When you see health foods being advertised on TV, the commercials tend to tout the product’s vitamins and mineral content. That’s fine. Those things are great. We all need those. However, vitamins and minerals are just the tip of the iceberg when it comes to nutrition. What we rarely see splashed across a two-page ad in a magazine that one might find a doctor’s office is an advertisement for flavonoids. That may be because flavonoids like kaempferol or anthocyanidin are hard to spell, but it’s also probably because they just aren’t as well known as vitamin C and calcium.
However, we should know about flavonoids. They are powerful antioxidants that protect cells and DNA from damage, and scientists are making many groundbreaking discoveries about them all the time. The latest one, a mouse study published in Experimental Physiology found that quercetin, a flavonoid in leafy green vegetables, may protect heart health, specifically in people with muscular dystrophy.
Scientists put a quercetin supplement into mouse food, and the mice that ate the food were healthier and had more energy. Muscular dystrophy is genetic. Researchers used mice that had, to put it simply, the mouse version of muscular dystrophy. (Here’s the complicated explanation). The data showed that the mice in the study that consumed the quercetin had better medical outcomes.
Sufferers of muscular dystrophy tend to see a decline in their cardiovascular health at a young age. The researchers believe that quercetin may be used to help protect heart health and improve survival outcomes in humans with MD.
You’ll find quercetin in AIM’s LeafGreens and CoCoa LeafGreens.
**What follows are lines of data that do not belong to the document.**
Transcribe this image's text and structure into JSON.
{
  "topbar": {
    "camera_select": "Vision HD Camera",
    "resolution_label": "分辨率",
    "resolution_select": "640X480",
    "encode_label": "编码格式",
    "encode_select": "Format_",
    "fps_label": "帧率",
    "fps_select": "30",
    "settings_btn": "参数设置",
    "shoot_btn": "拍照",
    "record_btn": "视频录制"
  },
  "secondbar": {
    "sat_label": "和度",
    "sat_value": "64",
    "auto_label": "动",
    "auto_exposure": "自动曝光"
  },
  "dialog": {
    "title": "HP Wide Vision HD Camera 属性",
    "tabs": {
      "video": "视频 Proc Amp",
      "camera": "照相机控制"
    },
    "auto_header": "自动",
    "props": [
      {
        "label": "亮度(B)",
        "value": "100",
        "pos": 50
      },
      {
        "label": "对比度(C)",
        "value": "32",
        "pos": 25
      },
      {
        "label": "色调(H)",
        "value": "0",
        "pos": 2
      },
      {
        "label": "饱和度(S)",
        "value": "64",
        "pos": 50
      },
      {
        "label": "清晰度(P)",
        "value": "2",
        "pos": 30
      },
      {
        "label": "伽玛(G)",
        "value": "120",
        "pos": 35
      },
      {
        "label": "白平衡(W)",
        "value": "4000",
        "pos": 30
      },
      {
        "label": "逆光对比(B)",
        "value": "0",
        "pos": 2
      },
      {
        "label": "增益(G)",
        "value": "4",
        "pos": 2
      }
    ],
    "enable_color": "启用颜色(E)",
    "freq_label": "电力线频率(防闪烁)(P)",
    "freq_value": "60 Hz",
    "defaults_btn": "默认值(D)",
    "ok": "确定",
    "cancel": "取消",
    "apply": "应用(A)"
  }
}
Cocoa, by the way, also contains flavonols and both products have other great unsung micronutrients like kaempferol and sulfurophane.